Print the listing in full, with no character changed.

======== Information shown ========

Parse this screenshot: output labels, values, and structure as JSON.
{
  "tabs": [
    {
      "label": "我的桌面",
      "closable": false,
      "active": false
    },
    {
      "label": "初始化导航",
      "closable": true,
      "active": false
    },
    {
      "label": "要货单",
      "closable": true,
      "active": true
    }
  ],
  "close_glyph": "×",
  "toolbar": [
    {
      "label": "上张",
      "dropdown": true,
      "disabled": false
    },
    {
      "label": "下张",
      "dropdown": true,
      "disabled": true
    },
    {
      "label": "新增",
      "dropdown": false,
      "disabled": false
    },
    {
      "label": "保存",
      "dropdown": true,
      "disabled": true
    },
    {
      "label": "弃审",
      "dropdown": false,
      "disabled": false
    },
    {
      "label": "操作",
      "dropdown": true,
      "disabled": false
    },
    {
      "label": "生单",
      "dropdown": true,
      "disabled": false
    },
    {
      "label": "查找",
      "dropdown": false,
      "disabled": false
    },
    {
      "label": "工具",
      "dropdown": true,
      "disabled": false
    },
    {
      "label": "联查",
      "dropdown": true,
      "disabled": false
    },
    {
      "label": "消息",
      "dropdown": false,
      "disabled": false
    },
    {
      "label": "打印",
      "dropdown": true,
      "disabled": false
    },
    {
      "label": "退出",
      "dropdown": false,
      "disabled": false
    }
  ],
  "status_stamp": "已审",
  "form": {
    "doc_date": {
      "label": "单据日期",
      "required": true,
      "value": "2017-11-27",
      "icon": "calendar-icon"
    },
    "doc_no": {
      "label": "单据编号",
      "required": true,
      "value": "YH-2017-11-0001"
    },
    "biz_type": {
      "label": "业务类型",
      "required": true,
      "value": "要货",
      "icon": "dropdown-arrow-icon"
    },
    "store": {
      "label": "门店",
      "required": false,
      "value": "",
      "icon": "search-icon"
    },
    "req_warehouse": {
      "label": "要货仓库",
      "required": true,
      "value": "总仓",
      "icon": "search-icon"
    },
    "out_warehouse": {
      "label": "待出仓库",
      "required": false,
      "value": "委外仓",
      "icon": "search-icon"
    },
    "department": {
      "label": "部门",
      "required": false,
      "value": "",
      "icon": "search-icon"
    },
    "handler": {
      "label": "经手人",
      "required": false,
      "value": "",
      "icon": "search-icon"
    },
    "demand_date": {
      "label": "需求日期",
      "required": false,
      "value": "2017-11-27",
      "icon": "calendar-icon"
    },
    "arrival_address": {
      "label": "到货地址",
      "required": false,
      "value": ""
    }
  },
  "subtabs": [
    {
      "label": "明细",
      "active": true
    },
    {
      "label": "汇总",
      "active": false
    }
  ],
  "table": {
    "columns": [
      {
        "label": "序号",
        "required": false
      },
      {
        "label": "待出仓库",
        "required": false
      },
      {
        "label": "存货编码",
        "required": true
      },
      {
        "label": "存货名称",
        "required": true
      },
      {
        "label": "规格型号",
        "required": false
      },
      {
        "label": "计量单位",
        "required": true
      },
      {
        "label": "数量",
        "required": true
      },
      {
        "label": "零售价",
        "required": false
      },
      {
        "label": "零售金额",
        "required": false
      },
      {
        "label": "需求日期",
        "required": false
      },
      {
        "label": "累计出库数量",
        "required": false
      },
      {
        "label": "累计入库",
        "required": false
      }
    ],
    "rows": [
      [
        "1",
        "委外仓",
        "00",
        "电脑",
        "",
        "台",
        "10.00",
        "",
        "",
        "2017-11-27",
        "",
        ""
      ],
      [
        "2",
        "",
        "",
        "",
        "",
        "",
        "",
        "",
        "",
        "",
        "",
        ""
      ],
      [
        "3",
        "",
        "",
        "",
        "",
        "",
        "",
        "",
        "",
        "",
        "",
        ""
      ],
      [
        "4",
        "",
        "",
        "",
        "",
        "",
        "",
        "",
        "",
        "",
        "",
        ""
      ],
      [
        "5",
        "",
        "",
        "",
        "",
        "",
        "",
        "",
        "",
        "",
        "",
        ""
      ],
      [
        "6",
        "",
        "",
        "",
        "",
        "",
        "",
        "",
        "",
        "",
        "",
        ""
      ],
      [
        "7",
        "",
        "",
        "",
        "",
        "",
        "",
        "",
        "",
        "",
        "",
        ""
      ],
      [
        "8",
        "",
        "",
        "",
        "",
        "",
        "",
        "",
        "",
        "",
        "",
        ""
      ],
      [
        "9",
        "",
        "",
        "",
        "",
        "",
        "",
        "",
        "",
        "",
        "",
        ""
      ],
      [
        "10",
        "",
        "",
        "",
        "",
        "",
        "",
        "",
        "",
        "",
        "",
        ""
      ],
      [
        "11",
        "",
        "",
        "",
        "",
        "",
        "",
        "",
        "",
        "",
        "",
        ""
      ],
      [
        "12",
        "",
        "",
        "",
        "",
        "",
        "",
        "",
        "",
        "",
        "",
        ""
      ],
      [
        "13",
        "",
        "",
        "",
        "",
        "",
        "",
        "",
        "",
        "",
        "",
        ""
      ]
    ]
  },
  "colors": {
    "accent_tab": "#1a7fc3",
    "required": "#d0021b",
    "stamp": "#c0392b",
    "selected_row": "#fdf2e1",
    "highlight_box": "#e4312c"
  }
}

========

Response for this exercise:
Parse this screenshot: output labels, values, and structure as JSON.
{
  "tabs": [
    {
      "label": "我的桌面",
      "closable": false,
      "active": false
    },
    {
      "label": "初始化导航",
      "closable": true,
      "active": false
    },
    {
      "label": "要货单",
      "closable": true,
      "active": true
    }
  ],
  "close_glyph": "×",
  "toolbar": [
    {
      "label": "上张",
      "dropdown": true,
      "disabled": false
    },
    {
      "label": "下张",
      "dropdown": true,
      "disabled": true
    },
    {
      "label": "新增",
      "dropdown": false,
      "disabled": false
    },
    {
      "label": "保存",
      "dropdown": true,
      "disabled": true
    },
    {
      "label": "弃审",
      "dropdown": false,
      "disabled": false
    },
    {
      "label": "操作",
      "dropdown": true,
      "disabled": false
    },
    {
      "label": "生单",
      "dropdown": true,
      "disabled": false
    },
    {
      "label": "查找",
      "dropdown": false,
      "disabled": false
    },
    {
      "label": "工具",
      "dropdown": true,
      "disabled": false
    },
    {
      "label": "联查",
      "dropdown": true,
      "disabled": false
    },
    {
      "label": "消息",
      "dropdown": false,
      "disabled": false
    },
    {
      "label": "打印",
      "dropdown": true,
      "disabled": false
    },
    {
      "label": "退出",
      "dropdown": false,
      "disabled": false
    }
  ],
  "status_stamp": "已审",
  "form": {
    "doc_date": {
      "label": "单据日期",
      "required": true,
      "value": "2017-11-27",
      "icon": "calendar-icon"
    },
    "doc_no": {
      "label": "单据编号",
      "required": true,
      "value": "YH-2017-11-0001"
    },
    "biz_type": {
      "label": "业务类型",
      "required": true,
      "value": "要货",
      "icon": "dropdown-arrow-icon"
    },
    "store": {
      "label": "门店",
      "required": false,
      "value": "",
      "icon": "search-icon"
    },
    "req_warehouse": {
      "label": "要货仓库",
      "required": true,
      "value": "总仓",
      "icon": "search-icon"
    },
    "out_warehouse": {
      "label": "待出仓库",
      "required": false,
      "value": "委外仓",
      "icon": "search-icon"
    },
    "department": {
      "label": "部门",
      "required": false,
      "value": "",
      "icon": "search-icon"
    },
    "handler": {
      "label": "经手人",
      "required": false,
      "value": "",
      "icon": "search-icon"
    },
    "demand_date": {
      "label": "需求日期",
      "required": false,
      "value": "2017-11-27",
      "icon": "calendar-icon"
    },
    "arrival_address": {
      "label": "到货地址",
      "required": false,
      "value": ""
    }
  },
  "subtabs": [
    {
      "label": "明细",
      "active": true
    },
    {
      "label": "汇总",
      "active": false
    }
  ],
  "table": {
    "columns": [
      {
        "label": "序号",
        "required": false
      },
      {
        "label": "待出仓库",
        "required": false
      },
      {
        "label": "存货编码",
        "required": true
      },
      {
        "label": "存货名称",
        "required": true
      },
      {
        "label": "规格型号",
        "required": false
      },
      {
        "label": "计量单位",
        "required": true
      },
      {
        "label": "数量",
        "required": true
      },
      {
        "label": "零售价",
        "required": false
      },
      {
        "label": "零售金额",
        "required": false
      },
      {
        "label": "需求日期",
        "required": false
      },
      {
        "label": "累计出库数量",
        "required": false
      },
      {
        "label": "累计入库",
        "required": false
      }
    ],
    "rows": [
      [
        "1",
        "委外仓",
        "00",
        "电脑",
        "",
        "台",
        "10.00",
        "",
        "",
        "2017-11-27",
        "",
        ""
      ],
      [
        "2",
        "",
        "",
        "",
        "",
        "",
        "",
        "",
        "",
        "",
        "",
        ""
      ],
      [
        "3",
        "",
        "",
        "",
        "",
        "",
        "",
        "",
        "",
        "",
        "",
        ""
      ],
      [
        "4",
        "",
        "",
        "",
        "",
        "",
        "",
        "",
        "",
        "",
        "",
        ""
      ],
      [
        "5",
        "",
        "",
        "",
        "",
        "",
        "",
        "",
        "",
        "",
        "",
        ""
      ],
      [
        "6",
        "",
        "",
        "",
        "",
        "",
        "",
        "",
        "",
        "",
        "",
        ""
      ],
      [
        "7",
        "",
        "",
        "",
        "",
        "",
        "",
        "",
        "",
        "",
        "",
        ""
      ],
      [
        "8",
        "",
        "",
        "",
        "",
        "",
        "",
        "",
        "",
        "",
        "",
        ""
      ],
      [
        "9",
        "",
        "",
        "",
        "",
        "",
        "",
        "",
        "",
        "",
        "",
        ""
      ],
      [
        "10",
        "",
        "",
        "",
        "",
        "",
        "",
        "",
        "",
        "",
        "",
        ""
      ],
      [
        "11",
        "",
        "",
        "",
        "",
        "",
        "",
        "",
        "",
        "",
        "",
        ""
      ],
      [
        "12",
        "",
        "",
        "",
        "",
        "",
        "",
        "",
        "",
        "",
        "",
        ""
      ],
      [
        "13",
        "",
        "",
        "",
        "",
        "",
        "",
        "",
        "",
        "",
        "",
        ""
      ]
    ]
  },
  "colors": {
    "accent_tab": "#1a7fc3",
    "required": "#d0021b",
    "stamp": "#c0392b",
    "selected_row": "#fdf2e1",
    "highlight_box": "#e4312c"
  }
}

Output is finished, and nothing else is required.